Design We performed this study in 52 adult patients with moderate-to-severe IBS. At the screening visit, clinical history and symptoms were assessed and faecal samples were collected. Patients were randomised to FMT or placebo capsules for 12 days and followed for 6 months. Study visits were performed at baseline, 1, 3 and 6 months, where patients were asked to register their symptoms using the IBS-severity scoring system (IBS-SSS) and IBS-specific quality of life (IBS-QoL). Prior to each visit, faecal samples were collected.
Results A significant difference in improvement in IBS-SSS score was observed 3 months after treatment (p=0.012) favouring placebo. This was similar for IBS-QoL data after 3 months (p=0.003) favouring placebo. Patients receiving FMT capsules had an increase in faecal microbial biodiversity while placebos did not.

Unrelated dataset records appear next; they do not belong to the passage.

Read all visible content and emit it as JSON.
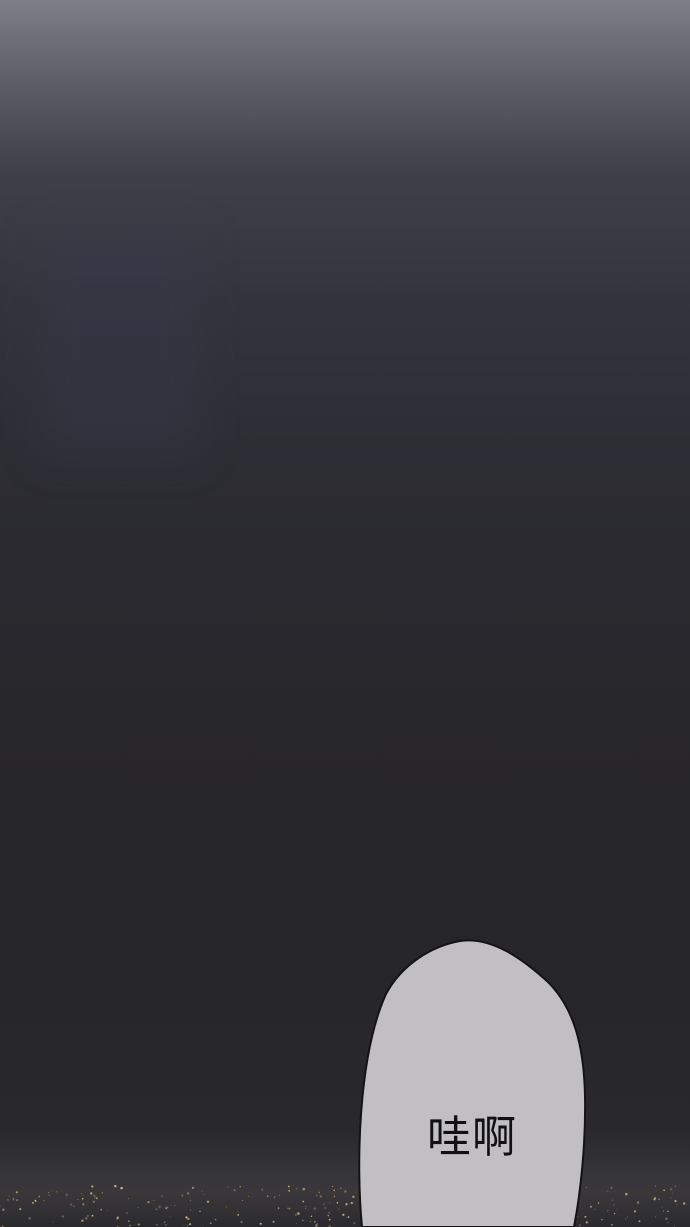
{
  "speech_bubble": {
    "text": "哇啊"
  },
  "colors": {
    "sky_top": "#7d7f86",
    "sky_night": "#262529",
    "bubble_fill": "#c1bfc4",
    "bubble_outline": "#141416",
    "city_lights": "#f2c98a"
  }
}
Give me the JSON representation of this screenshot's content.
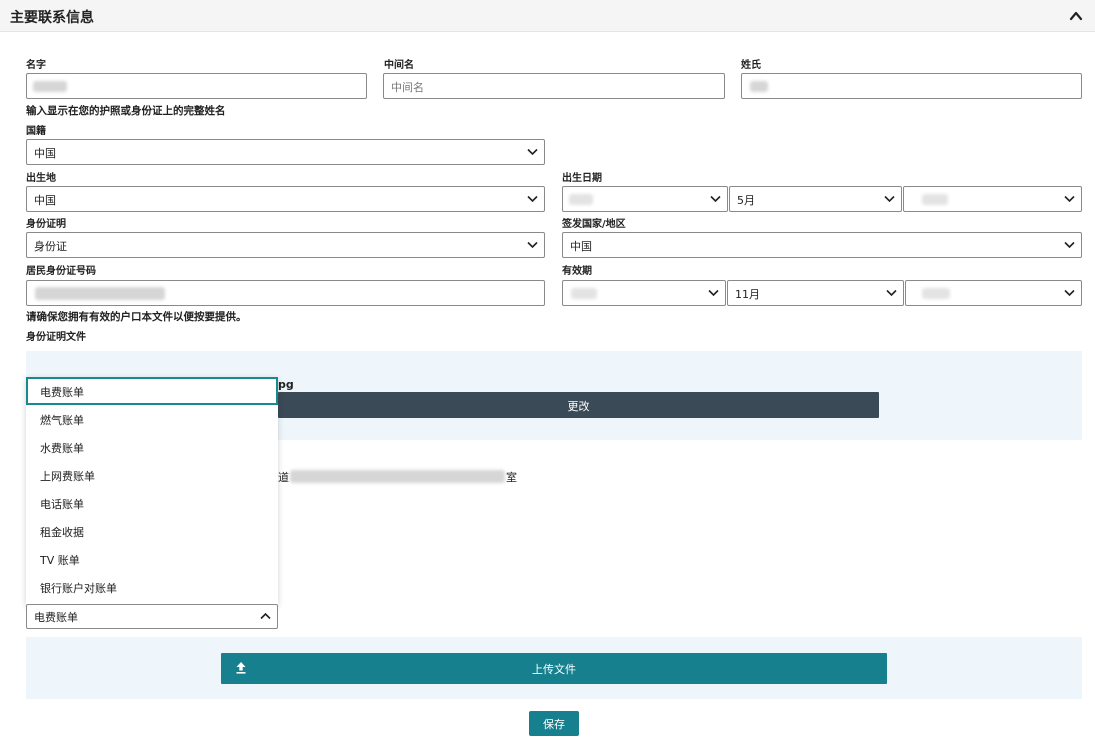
{
  "section": {
    "title": "主要联系信息",
    "collapse_icon": "chevron-up-icon"
  },
  "name": {
    "first_label": "名字",
    "middle_label": "中间名",
    "middle_placeholder": "中间名",
    "last_label": "姓氏",
    "help": "输入显示在您的护照或身份证上的完整姓名"
  },
  "nationality": {
    "label": "国籍",
    "value": "中国"
  },
  "birthplace": {
    "label": "出生地",
    "value": "中国"
  },
  "birthdate": {
    "label": "出生日期",
    "month": "5月"
  },
  "id_type": {
    "label": "身份证明",
    "value": "身份证"
  },
  "issuing_country": {
    "label": "签发国家/地区",
    "value": "中国"
  },
  "id_number": {
    "label": "居民身份证号码"
  },
  "expiry": {
    "label": "有效期",
    "month": "11月"
  },
  "hukou_note": "请确保您拥有有效的户口本文件以便按要提供。",
  "id_doc": {
    "label": "身份证明文件",
    "file_suffix": "pg",
    "change_button": "更改"
  },
  "address": {
    "partial_left": "道",
    "partial_right": "室"
  },
  "doc_type": {
    "options": [
      "电费账单",
      "燃气账单",
      "水费账单",
      "上网费账单",
      "电话账单",
      "租金收据",
      "TV 账单",
      "银行账户对账单"
    ],
    "selected": "电费账单"
  },
  "upload_button": "上传文件",
  "save_button": "保存",
  "colors": {
    "accent": "#17808f",
    "dark_button": "#3a4a57",
    "panel": "#eef6fb"
  }
}
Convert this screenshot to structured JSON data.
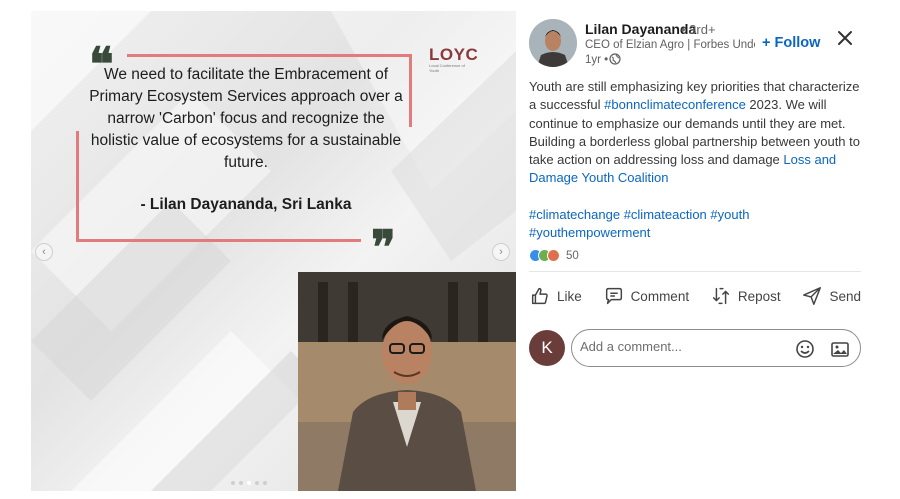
{
  "post": {
    "quote_text": "We need to facilitate the Embracement of Primary Ecosystem Services approach over a narrow 'Carbon' focus and recognize the holistic value of ecosystems for a sustainable future.",
    "quote_author": "-  Lilan Dayananda, Sri Lanka",
    "logo_text": "LOYC",
    "logo_sub": "Local Conference of Youth"
  },
  "author": {
    "name": "Lilan Dayananda",
    "degree": "• 3rd+",
    "headline": "CEO of Elzian Agro | Forbes Unde...",
    "time": "1yr •",
    "follow_label": "+ Follow"
  },
  "body": {
    "text1": "Youth are still emphasizing key priorities that characterize a successful ",
    "link1": "#bonnclimateconference",
    "text2": " 2023. We will continue to emphasize our demands until they are met. Building a borderless global partnership between youth to take action on addressing loss and damage ",
    "link2": "Loss and Damage Youth Coalition"
  },
  "tags": [
    "#climatechange",
    "#climateaction",
    "#youth",
    "#youthempowerment"
  ],
  "reactions": {
    "count": "50"
  },
  "actions": {
    "like": "Like",
    "comment": "Comment",
    "repost": "Repost",
    "send": "Send"
  },
  "comment": {
    "avatar_initial": "K",
    "placeholder": "Add a comment..."
  },
  "icons": {
    "close": "close-icon",
    "globe": "globe-icon",
    "like": "thumbs-up-icon",
    "comment": "comment-bubble-icon",
    "repost": "repost-arrows-icon",
    "send": "paper-plane-icon",
    "emoji": "smiley-icon",
    "image": "image-icon"
  },
  "colors": {
    "accent": "#0a66c2",
    "quote_frame": "#e27b7b"
  }
}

Conclusion In this randomised double-blinded placebo-controlled study, we found that FMT changed gut microbiota in patients with IBS. But patients in the placebo group experienced greater symptom relief compared with the FMT group after 3 months. Altering the gut microbiota is not enough to obtain clinical improvement in IBS. However, different study designs and larger studies are required to examine the role of FMT in IBS.
Trial registration number NCT02788071.
- irritable bowel syndrome
- colonic microflora
Statistics from Altmetric.com
Contributors SIH, SG, AHC, LHH and AMP designed the research project; SG designed and produced the capsules, SIH and AHC performed the clinical research; BZSL performed the statistical analysis, LHH and PDB performed the sequencing and microbiota analysis, SIH, BZSL and PDB wrote the paper; AHC and AMP supervised the paper; all authors read, commented and approved the final manuscript.
Funding The study is financed by grants from the private foundations: Wedell-Wedellsborgs Fund, Toyota-Fonden Denmark, Danish Colitis-Crohn’s Associations Research Fund, Tømmerhandler Johannes Fogs Fond, Villy Safft Nielsens Fond, Villum Foundation Block Stipend, MicroHealth (Innovation Fund Denmark) and co-financed by Aleris-Hamlet Research and Development Fund and Department of Gastroenterology Hvidovre University Hospital.
Disclaimer The funding sources had no role in the study design, data collection, interpretation of analysis, writing of the manuscript or decision to submit the publication.
Competing interests None declared.
Patient consent Obtained.
Ethics approval This study was approved by the Ethical Committee, Denmark (protocol number: H-15016343).
Provenance and peer review Not commissioned; externally peer reviewed.
Correction notice This article has been corrected since it published Online First. Affiliation 3 has been corrected.
If you wish to reuse any or all of this article please use the link below which will take you to the Copyright Clearance Center’s RightsLink service. You will be able to get a quick price and instant permission to reuse the content in many different ways.